The entire listing below should be output exactly as it stands.
┌─ DATA PROVIDED
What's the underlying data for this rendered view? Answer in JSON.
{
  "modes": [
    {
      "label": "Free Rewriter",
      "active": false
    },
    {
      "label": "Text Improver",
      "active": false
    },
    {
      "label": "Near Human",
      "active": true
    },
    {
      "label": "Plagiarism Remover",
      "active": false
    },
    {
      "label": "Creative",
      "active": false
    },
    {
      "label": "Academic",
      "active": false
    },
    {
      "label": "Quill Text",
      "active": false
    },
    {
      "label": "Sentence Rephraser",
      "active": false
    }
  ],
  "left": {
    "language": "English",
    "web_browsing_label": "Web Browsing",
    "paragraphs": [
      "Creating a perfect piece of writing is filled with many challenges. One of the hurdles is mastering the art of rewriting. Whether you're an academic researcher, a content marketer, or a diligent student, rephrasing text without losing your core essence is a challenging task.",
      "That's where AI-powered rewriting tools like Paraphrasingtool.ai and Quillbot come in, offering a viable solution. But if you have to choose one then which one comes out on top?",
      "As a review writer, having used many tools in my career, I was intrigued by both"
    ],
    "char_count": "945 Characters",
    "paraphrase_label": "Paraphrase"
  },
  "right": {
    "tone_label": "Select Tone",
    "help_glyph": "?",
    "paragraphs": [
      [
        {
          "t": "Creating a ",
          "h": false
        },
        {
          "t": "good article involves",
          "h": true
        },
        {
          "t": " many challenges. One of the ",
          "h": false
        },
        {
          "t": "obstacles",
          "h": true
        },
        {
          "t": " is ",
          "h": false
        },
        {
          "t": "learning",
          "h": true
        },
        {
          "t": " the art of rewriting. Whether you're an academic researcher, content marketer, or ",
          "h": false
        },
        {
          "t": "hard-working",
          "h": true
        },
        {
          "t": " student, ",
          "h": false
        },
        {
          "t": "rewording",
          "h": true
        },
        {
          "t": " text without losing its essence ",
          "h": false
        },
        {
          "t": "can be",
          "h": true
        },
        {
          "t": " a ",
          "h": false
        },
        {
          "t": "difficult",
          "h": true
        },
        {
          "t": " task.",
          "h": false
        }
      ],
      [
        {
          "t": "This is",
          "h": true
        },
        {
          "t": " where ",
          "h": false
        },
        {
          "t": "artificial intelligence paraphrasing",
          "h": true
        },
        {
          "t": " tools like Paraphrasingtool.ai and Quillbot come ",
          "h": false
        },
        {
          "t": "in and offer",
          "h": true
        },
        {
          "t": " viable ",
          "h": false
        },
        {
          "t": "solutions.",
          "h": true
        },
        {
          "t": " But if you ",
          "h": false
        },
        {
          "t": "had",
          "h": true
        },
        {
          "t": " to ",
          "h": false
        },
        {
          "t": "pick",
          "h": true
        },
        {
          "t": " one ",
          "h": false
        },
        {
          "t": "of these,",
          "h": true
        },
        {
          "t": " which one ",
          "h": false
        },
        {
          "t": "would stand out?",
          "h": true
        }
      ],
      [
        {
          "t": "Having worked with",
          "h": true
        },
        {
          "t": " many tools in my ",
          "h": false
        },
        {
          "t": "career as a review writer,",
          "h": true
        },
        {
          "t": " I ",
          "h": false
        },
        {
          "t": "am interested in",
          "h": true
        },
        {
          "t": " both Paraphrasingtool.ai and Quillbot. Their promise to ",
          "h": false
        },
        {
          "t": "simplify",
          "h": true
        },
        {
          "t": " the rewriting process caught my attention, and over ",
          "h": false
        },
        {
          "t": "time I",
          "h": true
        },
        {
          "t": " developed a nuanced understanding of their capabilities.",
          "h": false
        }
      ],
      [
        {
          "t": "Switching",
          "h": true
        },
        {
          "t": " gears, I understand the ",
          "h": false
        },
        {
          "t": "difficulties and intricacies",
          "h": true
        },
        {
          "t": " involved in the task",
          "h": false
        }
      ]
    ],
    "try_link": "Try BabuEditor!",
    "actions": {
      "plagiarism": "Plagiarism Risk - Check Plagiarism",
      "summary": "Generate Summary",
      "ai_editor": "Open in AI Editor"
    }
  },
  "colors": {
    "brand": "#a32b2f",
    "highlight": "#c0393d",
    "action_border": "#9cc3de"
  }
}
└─
### SOLUTION TO THE PROBLEM
What's the underlying data for this rendered view? Answer in JSON.
{
  "modes": [
    {
      "label": "Free Rewriter",
      "active": false
    },
    {
      "label": "Text Improver",
      "active": false
    },
    {
      "label": "Near Human",
      "active": true
    },
    {
      "label": "Plagiarism Remover",
      "active": false
    },
    {
      "label": "Creative",
      "active": false
    },
    {
      "label": "Academic",
      "active": false
    },
    {
      "label": "Quill Text",
      "active": false
    },
    {
      "label": "Sentence Rephraser",
      "active": false
    }
  ],
  "left": {
    "language": "English",
    "web_browsing_label": "Web Browsing",
    "paragraphs": [
      "Creating a perfect piece of writing is filled with many challenges. One of the hurdles is mastering the art of rewriting. Whether you're an academic researcher, a content marketer, or a diligent student, rephrasing text without losing your core essence is a challenging task.",
      "That's where AI-powered rewriting tools like Paraphrasingtool.ai and Quillbot come in, offering a viable solution. But if you have to choose one then which one comes out on top?",
      "As a review writer, having used many tools in my career, I was intrigued by both"
    ],
    "char_count": "945 Characters",
    "paraphrase_label": "Paraphrase"
  },
  "right": {
    "tone_label": "Select Tone",
    "help_glyph": "?",
    "paragraphs": [
      [
        {
          "t": "Creating a ",
          "h": false
        },
        {
          "t": "good article involves",
          "h": true
        },
        {
          "t": " many challenges. One of the ",
          "h": false
        },
        {
          "t": "obstacles",
          "h": true
        },
        {
          "t": " is ",
          "h": false
        },
        {
          "t": "learning",
          "h": true
        },
        {
          "t": " the art of rewriting. Whether you're an academic researcher, content marketer, or ",
          "h": false
        },
        {
          "t": "hard-working",
          "h": true
        },
        {
          "t": " student, ",
          "h": false
        },
        {
          "t": "rewording",
          "h": true
        },
        {
          "t": " text without losing its essence ",
          "h": false
        },
        {
          "t": "can be",
          "h": true
        },
        {
          "t": " a ",
          "h": false
        },
        {
          "t": "difficult",
          "h": true
        },
        {
          "t": " task.",
          "h": false
        }
      ],
      [
        {
          "t": "This is",
          "h": true
        },
        {
          "t": " where ",
          "h": false
        },
        {
          "t": "artificial intelligence paraphrasing",
          "h": true
        },
        {
          "t": " tools like Paraphrasingtool.ai and Quillbot come ",
          "h": false
        },
        {
          "t": "in and offer",
          "h": true
        },
        {
          "t": " viable ",
          "h": false
        },
        {
          "t": "solutions.",
          "h": true
        },
        {
          "t": " But if you ",
          "h": false
        },
        {
          "t": "had",
          "h": true
        },
        {
          "t": " to ",
          "h": false
        },
        {
          "t": "pick",
          "h": true
        },
        {
          "t": " one ",
          "h": false
        },
        {
          "t": "of these,",
          "h": true
        },
        {
          "t": " which one ",
          "h": false
        },
        {
          "t": "would stand out?",
          "h": true
        }
      ],
      [
        {
          "t": "Having worked with",
          "h": true
        },
        {
          "t": " many tools in my ",
          "h": false
        },
        {
          "t": "career as a review writer,",
          "h": true
        },
        {
          "t": " I ",
          "h": false
        },
        {
          "t": "am interested in",
          "h": true
        },
        {
          "t": " both Paraphrasingtool.ai and Quillbot. Their promise to ",
          "h": false
        },
        {
          "t": "simplify",
          "h": true
        },
        {
          "t": " the rewriting process caught my attention, and over ",
          "h": false
        },
        {
          "t": "time I",
          "h": true
        },
        {
          "t": " developed a nuanced understanding of their capabilities.",
          "h": false
        }
      ],
      [
        {
          "t": "Switching",
          "h": true
        },
        {
          "t": " gears, I understand the ",
          "h": false
        },
        {
          "t": "difficulties and intricacies",
          "h": true
        },
        {
          "t": " involved in the task",
          "h": false
        }
      ]
    ],
    "try_link": "Try BabuEditor!",
    "actions": {
      "plagiarism": "Plagiarism Risk - Check Plagiarism",
      "summary": "Generate Summary",
      "ai_editor": "Open in AI Editor"
    }
  },
  "colors": {
    "brand": "#a32b2f",
    "highlight": "#c0393d",
    "action_border": "#9cc3de"
  }
}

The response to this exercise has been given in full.